(Dataset rows for apps and sites)
--------

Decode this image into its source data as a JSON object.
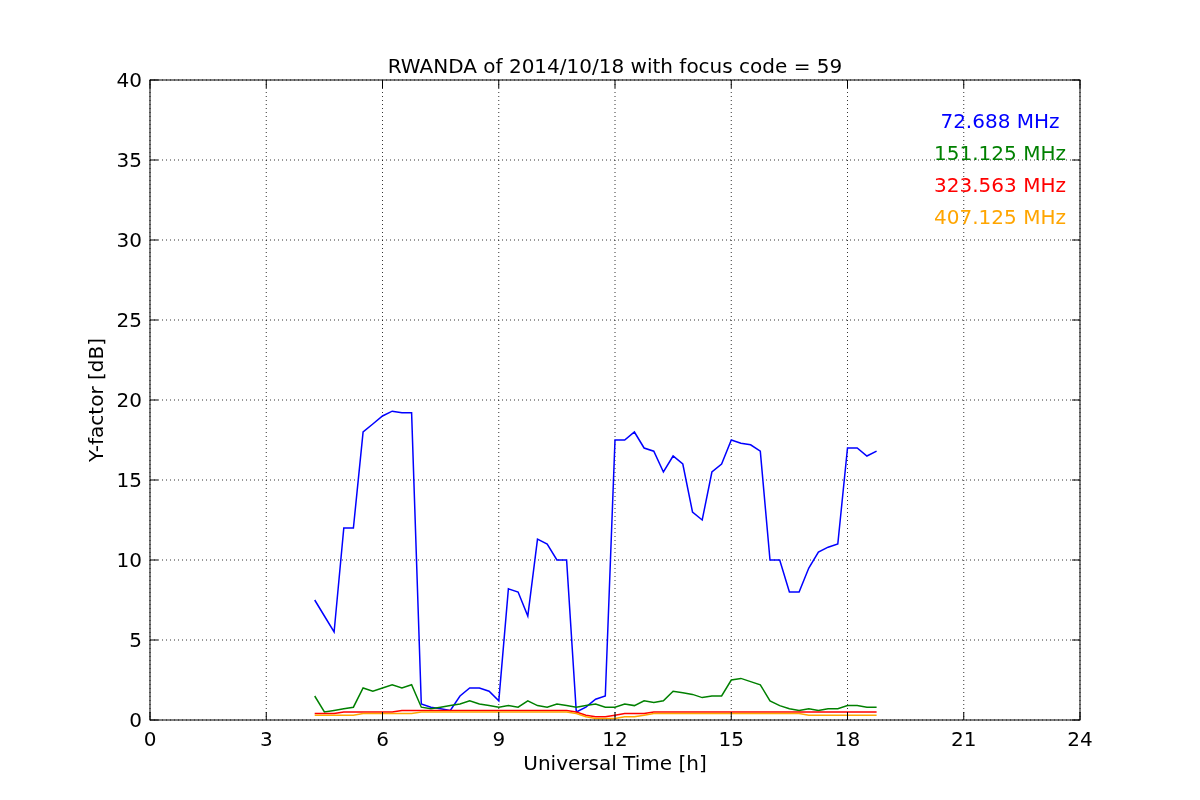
{
  "chart": {
    "chart_data": {
      "type": "line",
      "title": "RWANDA of 2014/10/18 with focus code = 59",
      "xlabel": "Universal Time [h]",
      "ylabel": "Y-factor [dB]",
      "x": [
        4.25,
        4.5,
        4.75,
        5,
        5.25,
        5.5,
        5.75,
        6,
        6.25,
        6.5,
        6.75,
        7,
        7.25,
        7.5,
        7.75,
        8,
        8.25,
        8.5,
        8.75,
        9,
        9.25,
        9.5,
        9.75,
        10,
        10.25,
        10.5,
        10.75,
        11,
        11.25,
        11.5,
        11.75,
        12,
        12.25,
        12.5,
        12.75,
        13,
        13.25,
        13.5,
        13.75,
        14,
        14.25,
        14.5,
        14.75,
        15,
        15.25,
        15.5,
        15.75,
        16,
        16.25,
        16.5,
        16.75,
        17,
        17.25,
        17.5,
        17.75,
        18,
        18.25,
        18.5,
        18.75
      ],
      "series": [
        {
          "name": "72.688 MHz",
          "color": "#0000ff",
          "values": [
            7.5,
            6.5,
            5.5,
            12,
            12,
            18,
            18.5,
            19,
            19.3,
            19.2,
            19.2,
            1,
            0.8,
            0.7,
            0.6,
            1.5,
            2,
            2,
            1.8,
            1.2,
            8.2,
            8,
            6.5,
            11.3,
            11,
            10,
            10,
            0.5,
            0.8,
            1.3,
            1.5,
            17.5,
            17.5,
            18,
            17,
            16.8,
            15.5,
            16.5,
            16,
            13,
            12.5,
            15.5,
            16,
            17.5,
            17.3,
            17.2,
            16.8,
            10,
            10,
            8,
            8,
            9.5,
            10.5,
            10.8,
            11,
            17,
            17,
            16.5,
            16.8
          ]
        },
        {
          "name": "151.125 MHz",
          "color": "#008000",
          "values": [
            1.5,
            0.5,
            0.6,
            0.7,
            0.8,
            2,
            1.8,
            2,
            2.2,
            2,
            2.2,
            0.8,
            0.7,
            0.8,
            0.9,
            1,
            1.2,
            1,
            0.9,
            0.8,
            0.9,
            0.8,
            1.2,
            0.9,
            0.8,
            1,
            0.9,
            0.8,
            0.9,
            1,
            0.8,
            0.8,
            1,
            0.9,
            1.2,
            1.1,
            1.2,
            1.8,
            1.7,
            1.6,
            1.4,
            1.5,
            1.5,
            2.5,
            2.6,
            2.4,
            2.2,
            1.2,
            0.9,
            0.7,
            0.6,
            0.7,
            0.6,
            0.7,
            0.7,
            0.9,
            0.9,
            0.8,
            0.8
          ]
        },
        {
          "name": "323.563 MHz",
          "color": "#ff0000",
          "values": [
            0.4,
            0.4,
            0.4,
            0.5,
            0.5,
            0.5,
            0.5,
            0.5,
            0.5,
            0.6,
            0.6,
            0.6,
            0.6,
            0.6,
            0.6,
            0.6,
            0.6,
            0.6,
            0.6,
            0.6,
            0.6,
            0.6,
            0.6,
            0.6,
            0.6,
            0.6,
            0.6,
            0.5,
            0.3,
            0.2,
            0.2,
            0.3,
            0.4,
            0.4,
            0.4,
            0.5,
            0.5,
            0.5,
            0.5,
            0.5,
            0.5,
            0.5,
            0.5,
            0.5,
            0.5,
            0.5,
            0.5,
            0.5,
            0.5,
            0.5,
            0.5,
            0.5,
            0.5,
            0.5,
            0.5,
            0.5,
            0.5,
            0.5,
            0.5
          ]
        },
        {
          "name": "407.125 MHz",
          "color": "#ffa500",
          "values": [
            0.3,
            0.3,
            0.3,
            0.3,
            0.3,
            0.4,
            0.4,
            0.4,
            0.4,
            0.4,
            0.4,
            0.5,
            0.5,
            0.5,
            0.5,
            0.5,
            0.5,
            0.5,
            0.5,
            0.5,
            0.5,
            0.5,
            0.5,
            0.5,
            0.5,
            0.5,
            0.5,
            0.4,
            0.2,
            0.1,
            0.1,
            0.1,
            0.2,
            0.2,
            0.3,
            0.4,
            0.4,
            0.4,
            0.4,
            0.4,
            0.4,
            0.4,
            0.4,
            0.4,
            0.4,
            0.4,
            0.4,
            0.4,
            0.4,
            0.4,
            0.4,
            0.3,
            0.3,
            0.3,
            0.3,
            0.3,
            0.3,
            0.3,
            0.3
          ]
        }
      ],
      "grid": true,
      "xlim": [
        0,
        24
      ],
      "ylim": [
        0,
        40
      ],
      "xticks": [
        0,
        3,
        6,
        9,
        12,
        15,
        18,
        21,
        24
      ],
      "yticks": [
        0,
        5,
        10,
        15,
        20,
        25,
        30,
        35,
        40
      ]
    }
  }
}
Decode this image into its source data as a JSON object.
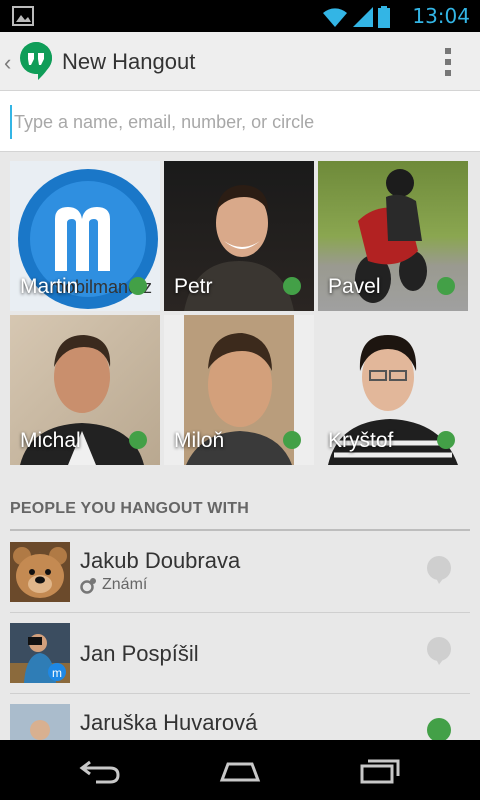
{
  "status_bar": {
    "time": "13:04",
    "icons": [
      "image-notification-icon",
      "wifi-icon",
      "signal-icon",
      "battery-icon"
    ],
    "accent": "#33b5e5"
  },
  "action_bar": {
    "title": "New Hangout",
    "logo": "hangouts-logo-icon"
  },
  "search": {
    "placeholder": "Type a name, email, number, or circle",
    "value": ""
  },
  "contacts_grid": [
    {
      "name": "Martin",
      "online": true
    },
    {
      "name": "Petr",
      "online": true
    },
    {
      "name": "Pavel",
      "online": true
    },
    {
      "name": "Michal",
      "online": true
    },
    {
      "name": "Miloň",
      "online": true
    },
    {
      "name": "Kryštof",
      "online": true
    }
  ],
  "section": {
    "title": "PEOPLE YOU HANGOUT WITH"
  },
  "people": [
    {
      "name": "Jakub Doubrava",
      "subtitle": "Známí",
      "online": false
    },
    {
      "name": "Jan Pospíšil",
      "subtitle": "",
      "online": false
    },
    {
      "name": "Jaruška Huvarová",
      "subtitle": "",
      "online": true
    }
  ],
  "colors": {
    "online_green": "#43a047",
    "offline_gray": "#cfcfcf",
    "hangouts_green": "#0f9d58"
  }
}
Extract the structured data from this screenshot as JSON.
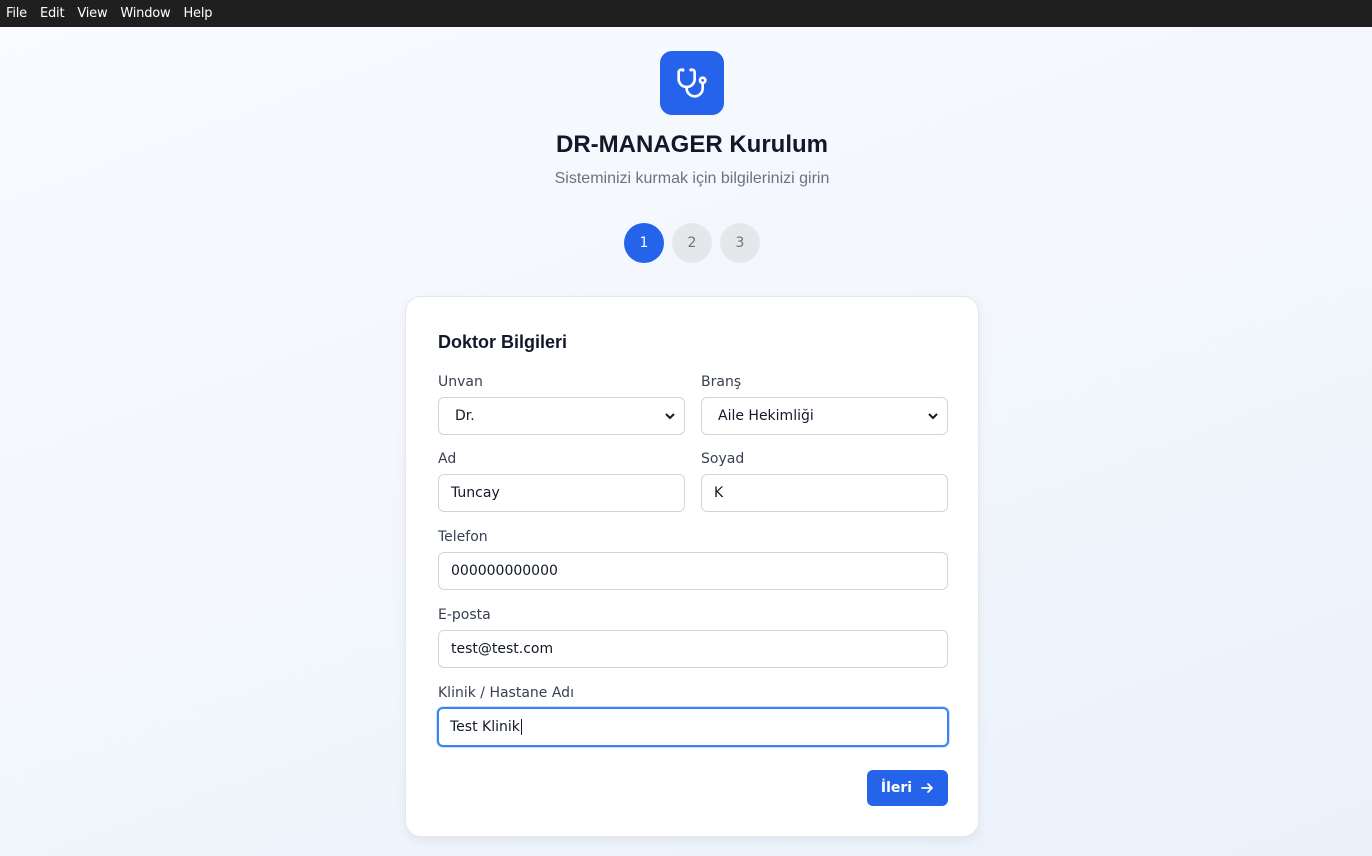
{
  "menubar": {
    "items": [
      "File",
      "Edit",
      "View",
      "Window",
      "Help"
    ]
  },
  "header": {
    "logo_icon": "stethoscope-icon",
    "title": "DR-MANAGER Kurulum",
    "subtitle": "Sisteminizi kurmak için bilgilerinizi girin"
  },
  "steps": {
    "items": [
      "1",
      "2",
      "3"
    ],
    "active_index": 0
  },
  "form": {
    "title": "Doktor Bilgileri",
    "unvan": {
      "label": "Unvan",
      "value": "Dr."
    },
    "brans": {
      "label": "Branş",
      "value": "Aile Hekimliği"
    },
    "ad": {
      "label": "Ad",
      "value": "Tuncay"
    },
    "soyad": {
      "label": "Soyad",
      "value": "K"
    },
    "telefon": {
      "label": "Telefon",
      "value": "000000000000"
    },
    "eposta": {
      "label": "E-posta",
      "value": "test@test.com"
    },
    "klinik": {
      "label": "Klinik / Hastane Adı",
      "value": "Test Klinik"
    },
    "next_label": "İleri"
  },
  "colors": {
    "accent": "#2563eb",
    "focus": "#3b82f6",
    "step_inactive": "#e5e7eb"
  }
}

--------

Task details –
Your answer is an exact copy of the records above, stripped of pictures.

Solution for this exercise –
Decode this image into its source data as a JSON object.
{
  "chart": {
    "chart_data": {
      "type": "line",
      "title": "RWANDA of 2014/10/18 with focus code = 59",
      "xlabel": "Universal Time [h]",
      "ylabel": "Y-factor [dB]",
      "x": [
        4.25,
        4.5,
        4.75,
        5,
        5.25,
        5.5,
        5.75,
        6,
        6.25,
        6.5,
        6.75,
        7,
        7.25,
        7.5,
        7.75,
        8,
        8.25,
        8.5,
        8.75,
        9,
        9.25,
        9.5,
        9.75,
        10,
        10.25,
        10.5,
        10.75,
        11,
        11.25,
        11.5,
        11.75,
        12,
        12.25,
        12.5,
        12.75,
        13,
        13.25,
        13.5,
        13.75,
        14,
        14.25,
        14.5,
        14.75,
        15,
        15.25,
        15.5,
        15.75,
        16,
        16.25,
        16.5,
        16.75,
        17,
        17.25,
        17.5,
        17.75,
        18,
        18.25,
        18.5,
        18.75
      ],
      "series": [
        {
          "name": "72.688 MHz",
          "color": "#0000ff",
          "values": [
            7.5,
            6.5,
            5.5,
            12,
            12,
            18,
            18.5,
            19,
            19.3,
            19.2,
            19.2,
            1,
            0.8,
            0.7,
            0.6,
            1.5,
            2,
            2,
            1.8,
            1.2,
            8.2,
            8,
            6.5,
            11.3,
            11,
            10,
            10,
            0.5,
            0.8,
            1.3,
            1.5,
            17.5,
            17.5,
            18,
            17,
            16.8,
            15.5,
            16.5,
            16,
            13,
            12.5,
            15.5,
            16,
            17.5,
            17.3,
            17.2,
            16.8,
            10,
            10,
            8,
            8,
            9.5,
            10.5,
            10.8,
            11,
            17,
            17,
            16.5,
            16.8
          ]
        },
        {
          "name": "151.125 MHz",
          "color": "#008000",
          "values": [
            1.5,
            0.5,
            0.6,
            0.7,
            0.8,
            2,
            1.8,
            2,
            2.2,
            2,
            2.2,
            0.8,
            0.7,
            0.8,
            0.9,
            1,
            1.2,
            1,
            0.9,
            0.8,
            0.9,
            0.8,
            1.2,
            0.9,
            0.8,
            1,
            0.9,
            0.8,
            0.9,
            1,
            0.8,
            0.8,
            1,
            0.9,
            1.2,
            1.1,
            1.2,
            1.8,
            1.7,
            1.6,
            1.4,
            1.5,
            1.5,
            2.5,
            2.6,
            2.4,
            2.2,
            1.2,
            0.9,
            0.7,
            0.6,
            0.7,
            0.6,
            0.7,
            0.7,
            0.9,
            0.9,
            0.8,
            0.8
          ]
        },
        {
          "name": "323.563 MHz",
          "color": "#ff0000",
          "values": [
            0.4,
            0.4,
            0.4,
            0.5,
            0.5,
            0.5,
            0.5,
            0.5,
            0.5,
            0.6,
            0.6,
            0.6,
            0.6,
            0.6,
            0.6,
            0.6,
            0.6,
            0.6,
            0.6,
            0.6,
            0.6,
            0.6,
            0.6,
            0.6,
            0.6,
            0.6,
            0.6,
            0.5,
            0.3,
            0.2,
            0.2,
            0.3,
            0.4,
            0.4,
            0.4,
            0.5,
            0.5,
            0.5,
            0.5,
            0.5,
            0.5,
            0.5,
            0.5,
            0.5,
            0.5,
            0.5,
            0.5,
            0.5,
            0.5,
            0.5,
            0.5,
            0.5,
            0.5,
            0.5,
            0.5,
            0.5,
            0.5,
            0.5,
            0.5
          ]
        },
        {
          "name": "407.125 MHz",
          "color": "#ffa500",
          "values": [
            0.3,
            0.3,
            0.3,
            0.3,
            0.3,
            0.4,
            0.4,
            0.4,
            0.4,
            0.4,
            0.4,
            0.5,
            0.5,
            0.5,
            0.5,
            0.5,
            0.5,
            0.5,
            0.5,
            0.5,
            0.5,
            0.5,
            0.5,
            0.5,
            0.5,
            0.5,
            0.5,
            0.4,
            0.2,
            0.1,
            0.1,
            0.1,
            0.2,
            0.2,
            0.3,
            0.4,
            0.4,
            0.4,
            0.4,
            0.4,
            0.4,
            0.4,
            0.4,
            0.4,
            0.4,
            0.4,
            0.4,
            0.4,
            0.4,
            0.4,
            0.4,
            0.3,
            0.3,
            0.3,
            0.3,
            0.3,
            0.3,
            0.3,
            0.3
          ]
        }
      ],
      "grid": true,
      "xlim": [
        0,
        24
      ],
      "ylim": [
        0,
        40
      ],
      "xticks": [
        0,
        3,
        6,
        9,
        12,
        15,
        18,
        21,
        24
      ],
      "yticks": [
        0,
        5,
        10,
        15,
        20,
        25,
        30,
        35,
        40
      ]
    }
  }
}
Decode this image into its source data as a JSON object.
{
  "status_bar": {
    "time": "13:04",
    "icons": [
      "image-notification-icon",
      "wifi-icon",
      "signal-icon",
      "battery-icon"
    ],
    "accent": "#33b5e5"
  },
  "action_bar": {
    "title": "New Hangout",
    "logo": "hangouts-logo-icon"
  },
  "search": {
    "placeholder": "Type a name, email, number, or circle",
    "value": ""
  },
  "contacts_grid": [
    {
      "name": "Martin",
      "online": true
    },
    {
      "name": "Petr",
      "online": true
    },
    {
      "name": "Pavel",
      "online": true
    },
    {
      "name": "Michal",
      "online": true
    },
    {
      "name": "Miloň",
      "online": true
    },
    {
      "name": "Kryštof",
      "online": true
    }
  ],
  "section": {
    "title": "PEOPLE YOU HANGOUT WITH"
  },
  "people": [
    {
      "name": "Jakub Doubrava",
      "subtitle": "Známí",
      "online": false
    },
    {
      "name": "Jan Pospíšil",
      "subtitle": "",
      "online": false
    },
    {
      "name": "Jaruška Huvarová",
      "subtitle": "",
      "online": true
    }
  ],
  "colors": {
    "online_green": "#43a047",
    "offline_gray": "#cfcfcf",
    "hangouts_green": "#0f9d58"
  }
}
Extract the structured data from this screenshot as JSON.
{
  "menubar": {
    "items": [
      "File",
      "Edit",
      "View",
      "Window",
      "Help"
    ]
  },
  "header": {
    "logo_icon": "stethoscope-icon",
    "title": "DR-MANAGER Kurulum",
    "subtitle": "Sisteminizi kurmak için bilgilerinizi girin"
  },
  "steps": {
    "items": [
      "1",
      "2",
      "3"
    ],
    "active_index": 0
  },
  "form": {
    "title": "Doktor Bilgileri",
    "unvan": {
      "label": "Unvan",
      "value": "Dr."
    },
    "brans": {
      "label": "Branş",
      "value": "Aile Hekimliği"
    },
    "ad": {
      "label": "Ad",
      "value": "Tuncay"
    },
    "soyad": {
      "label": "Soyad",
      "value": "K"
    },
    "telefon": {
      "label": "Telefon",
      "value": "000000000000"
    },
    "eposta": {
      "label": "E-posta",
      "value": "test@test.com"
    },
    "klinik": {
      "label": "Klinik / Hastane Adı",
      "value": "Test Klinik"
    },
    "next_label": "İleri"
  },
  "colors": {
    "accent": "#2563eb",
    "focus": "#3b82f6",
    "step_inactive": "#e5e7eb"
  }
}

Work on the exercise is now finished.